(Aim of the task): Within the material below, find each line bearing the word "glyph" and present it.

(Data extracts):
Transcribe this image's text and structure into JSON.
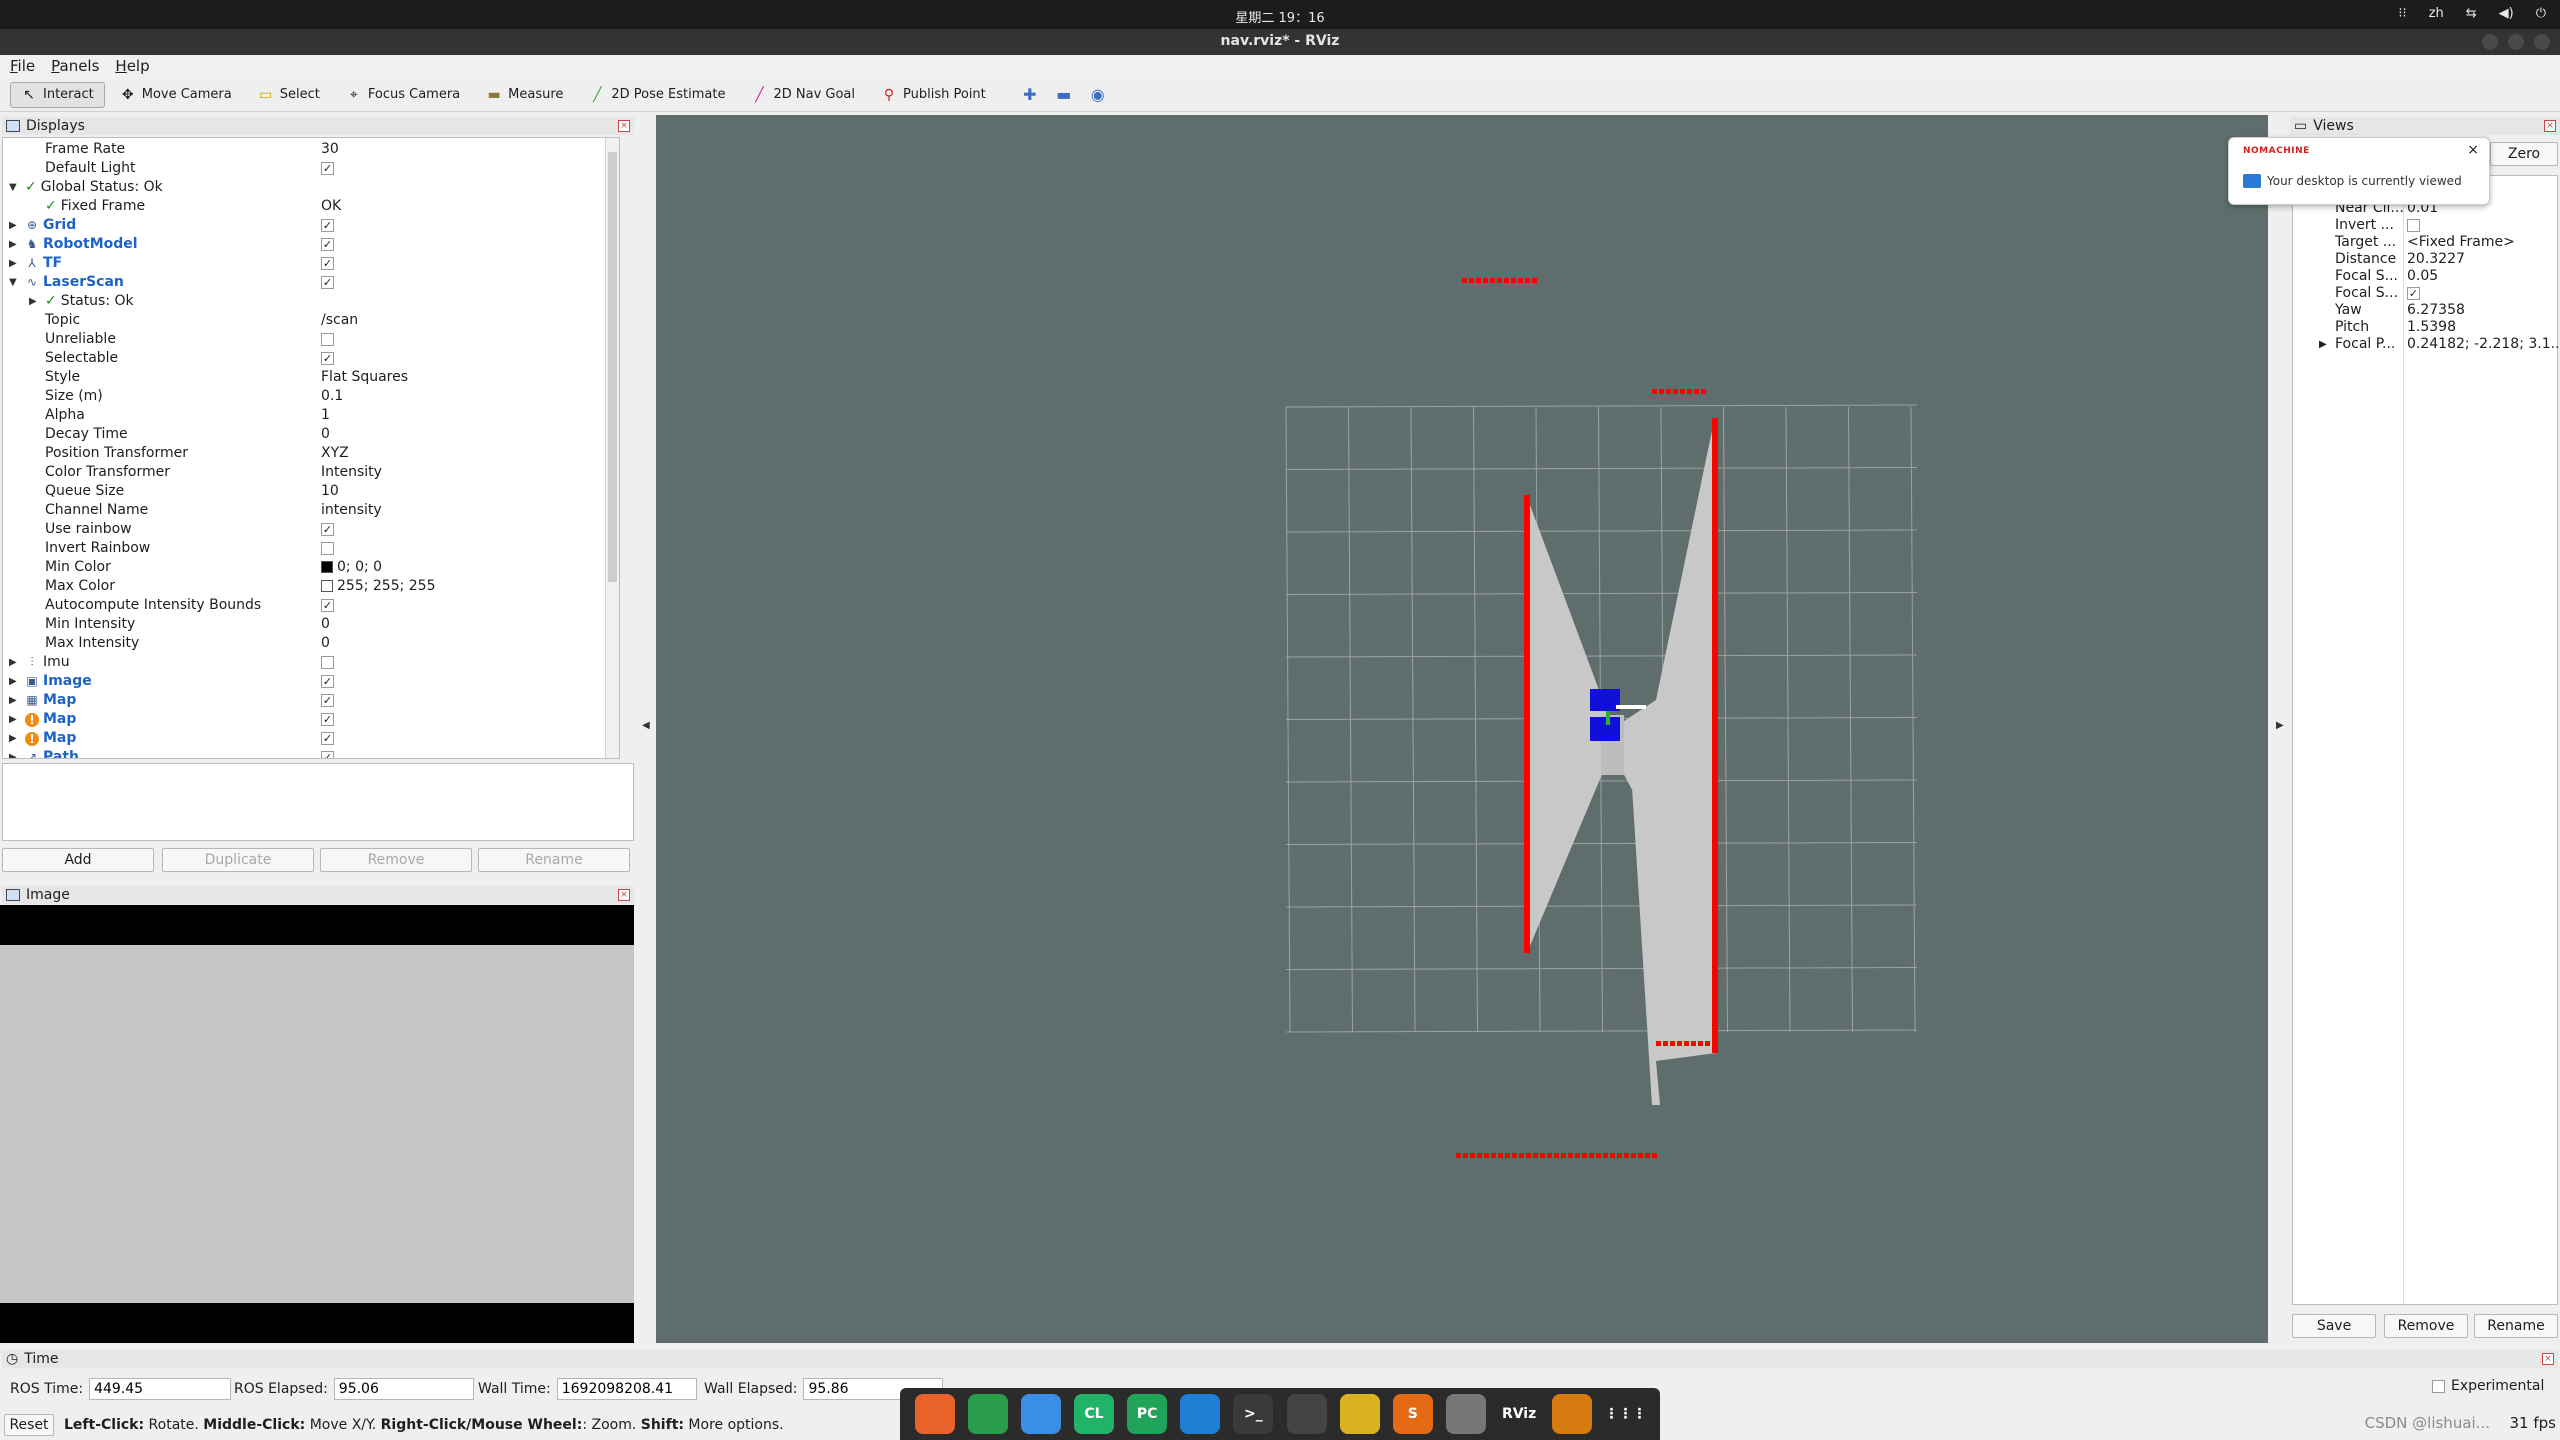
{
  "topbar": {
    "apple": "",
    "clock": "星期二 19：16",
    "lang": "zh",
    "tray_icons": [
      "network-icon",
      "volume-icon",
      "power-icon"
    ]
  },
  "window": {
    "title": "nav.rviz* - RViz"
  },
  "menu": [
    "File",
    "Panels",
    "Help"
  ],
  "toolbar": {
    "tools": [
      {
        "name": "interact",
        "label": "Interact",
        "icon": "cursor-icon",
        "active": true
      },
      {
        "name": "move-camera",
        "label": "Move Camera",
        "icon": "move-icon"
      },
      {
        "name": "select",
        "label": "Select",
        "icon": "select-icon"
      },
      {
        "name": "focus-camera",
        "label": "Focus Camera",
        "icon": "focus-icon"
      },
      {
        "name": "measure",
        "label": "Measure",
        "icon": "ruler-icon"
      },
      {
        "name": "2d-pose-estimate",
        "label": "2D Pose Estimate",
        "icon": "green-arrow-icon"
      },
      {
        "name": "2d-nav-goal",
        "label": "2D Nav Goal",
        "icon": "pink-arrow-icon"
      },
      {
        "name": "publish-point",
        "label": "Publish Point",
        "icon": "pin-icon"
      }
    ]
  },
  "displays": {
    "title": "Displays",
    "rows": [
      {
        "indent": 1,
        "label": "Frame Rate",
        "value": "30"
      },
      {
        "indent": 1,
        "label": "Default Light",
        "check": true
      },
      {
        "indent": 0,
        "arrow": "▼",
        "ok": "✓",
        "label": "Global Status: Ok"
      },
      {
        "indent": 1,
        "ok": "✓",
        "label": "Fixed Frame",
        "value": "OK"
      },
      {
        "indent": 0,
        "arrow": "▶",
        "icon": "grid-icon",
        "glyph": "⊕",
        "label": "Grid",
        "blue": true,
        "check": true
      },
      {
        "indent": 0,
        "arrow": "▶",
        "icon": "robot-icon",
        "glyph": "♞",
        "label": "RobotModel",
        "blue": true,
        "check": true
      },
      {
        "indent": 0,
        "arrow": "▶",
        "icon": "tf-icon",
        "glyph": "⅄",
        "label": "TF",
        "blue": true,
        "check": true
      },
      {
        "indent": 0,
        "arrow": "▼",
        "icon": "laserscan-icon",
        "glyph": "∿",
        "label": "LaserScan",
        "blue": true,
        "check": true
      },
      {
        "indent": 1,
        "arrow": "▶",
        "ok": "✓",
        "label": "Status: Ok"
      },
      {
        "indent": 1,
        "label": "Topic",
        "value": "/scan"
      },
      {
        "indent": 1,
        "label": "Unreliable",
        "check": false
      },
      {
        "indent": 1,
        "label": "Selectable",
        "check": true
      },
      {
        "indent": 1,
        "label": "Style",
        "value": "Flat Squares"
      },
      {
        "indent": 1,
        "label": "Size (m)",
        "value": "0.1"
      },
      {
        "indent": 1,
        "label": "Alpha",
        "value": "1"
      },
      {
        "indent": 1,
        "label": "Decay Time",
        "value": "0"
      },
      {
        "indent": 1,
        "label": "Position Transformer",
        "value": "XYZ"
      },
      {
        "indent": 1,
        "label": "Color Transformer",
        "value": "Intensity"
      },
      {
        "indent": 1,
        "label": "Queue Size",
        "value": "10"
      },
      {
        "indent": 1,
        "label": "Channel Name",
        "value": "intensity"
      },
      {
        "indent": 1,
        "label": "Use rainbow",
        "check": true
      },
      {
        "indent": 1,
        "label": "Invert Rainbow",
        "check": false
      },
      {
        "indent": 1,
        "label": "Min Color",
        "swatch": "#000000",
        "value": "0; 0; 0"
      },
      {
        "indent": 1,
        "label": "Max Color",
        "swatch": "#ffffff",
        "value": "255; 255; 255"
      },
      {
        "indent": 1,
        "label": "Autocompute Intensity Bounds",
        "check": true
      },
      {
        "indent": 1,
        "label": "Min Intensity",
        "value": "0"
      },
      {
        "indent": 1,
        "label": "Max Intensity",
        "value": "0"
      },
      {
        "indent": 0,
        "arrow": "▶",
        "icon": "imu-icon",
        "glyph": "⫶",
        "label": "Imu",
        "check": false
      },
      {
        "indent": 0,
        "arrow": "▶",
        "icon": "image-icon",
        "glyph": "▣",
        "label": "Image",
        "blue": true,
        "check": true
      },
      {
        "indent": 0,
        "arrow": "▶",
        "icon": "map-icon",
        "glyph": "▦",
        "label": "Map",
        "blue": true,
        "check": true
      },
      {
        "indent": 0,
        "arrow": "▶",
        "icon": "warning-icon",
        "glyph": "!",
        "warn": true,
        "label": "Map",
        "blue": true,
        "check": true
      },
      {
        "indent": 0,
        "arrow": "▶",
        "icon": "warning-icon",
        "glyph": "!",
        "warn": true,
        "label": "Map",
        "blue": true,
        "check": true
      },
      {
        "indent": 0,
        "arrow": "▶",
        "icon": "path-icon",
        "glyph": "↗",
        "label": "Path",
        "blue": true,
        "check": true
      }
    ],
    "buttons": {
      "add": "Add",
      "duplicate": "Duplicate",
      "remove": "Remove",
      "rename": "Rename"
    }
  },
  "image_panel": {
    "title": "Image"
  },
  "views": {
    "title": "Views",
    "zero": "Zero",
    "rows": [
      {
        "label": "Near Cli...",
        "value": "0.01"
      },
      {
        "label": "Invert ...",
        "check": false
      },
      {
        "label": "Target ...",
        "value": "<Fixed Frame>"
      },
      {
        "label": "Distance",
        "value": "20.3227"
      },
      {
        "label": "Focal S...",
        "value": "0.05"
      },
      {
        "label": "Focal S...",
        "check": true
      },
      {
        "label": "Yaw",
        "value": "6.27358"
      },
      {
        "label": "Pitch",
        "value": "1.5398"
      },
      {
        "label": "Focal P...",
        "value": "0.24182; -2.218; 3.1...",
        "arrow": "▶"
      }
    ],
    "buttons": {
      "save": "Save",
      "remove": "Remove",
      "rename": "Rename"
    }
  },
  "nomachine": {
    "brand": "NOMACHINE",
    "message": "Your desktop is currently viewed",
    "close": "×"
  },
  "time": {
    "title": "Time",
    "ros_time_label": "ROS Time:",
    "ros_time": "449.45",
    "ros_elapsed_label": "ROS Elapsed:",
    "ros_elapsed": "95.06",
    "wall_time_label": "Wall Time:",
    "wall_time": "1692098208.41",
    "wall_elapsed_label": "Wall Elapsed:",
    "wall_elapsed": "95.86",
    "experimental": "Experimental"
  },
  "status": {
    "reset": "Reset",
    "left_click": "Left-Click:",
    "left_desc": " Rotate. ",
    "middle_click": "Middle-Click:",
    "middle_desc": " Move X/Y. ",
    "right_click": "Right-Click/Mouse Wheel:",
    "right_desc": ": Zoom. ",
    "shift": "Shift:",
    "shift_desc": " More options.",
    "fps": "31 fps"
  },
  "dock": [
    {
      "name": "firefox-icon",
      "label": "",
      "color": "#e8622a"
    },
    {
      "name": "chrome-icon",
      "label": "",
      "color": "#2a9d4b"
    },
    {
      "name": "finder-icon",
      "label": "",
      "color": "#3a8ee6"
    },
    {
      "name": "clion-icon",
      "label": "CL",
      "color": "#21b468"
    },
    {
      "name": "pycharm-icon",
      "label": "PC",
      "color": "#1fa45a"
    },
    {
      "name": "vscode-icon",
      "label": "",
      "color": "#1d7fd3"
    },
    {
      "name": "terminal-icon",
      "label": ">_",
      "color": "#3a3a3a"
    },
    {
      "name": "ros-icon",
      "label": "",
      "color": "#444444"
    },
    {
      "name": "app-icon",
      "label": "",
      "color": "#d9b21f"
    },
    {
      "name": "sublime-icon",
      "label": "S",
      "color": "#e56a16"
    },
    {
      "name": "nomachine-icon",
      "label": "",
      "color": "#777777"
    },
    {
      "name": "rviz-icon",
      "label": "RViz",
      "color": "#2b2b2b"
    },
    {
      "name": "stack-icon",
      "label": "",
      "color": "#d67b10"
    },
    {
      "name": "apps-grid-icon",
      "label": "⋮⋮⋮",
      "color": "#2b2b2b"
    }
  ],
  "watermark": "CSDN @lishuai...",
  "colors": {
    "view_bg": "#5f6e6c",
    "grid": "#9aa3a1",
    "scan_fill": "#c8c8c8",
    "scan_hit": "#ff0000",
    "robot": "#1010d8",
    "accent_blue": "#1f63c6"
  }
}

(Solved problem):
        "glyph": "⊕",
        "glyph": "♞",
        "glyph": "⅄",
        "glyph": "∿",
        "glyph": "⫶",
        "glyph": "▣",
        "glyph": "▦",
        "glyph": "!",
        "glyph": "!",
        "glyph": "↗",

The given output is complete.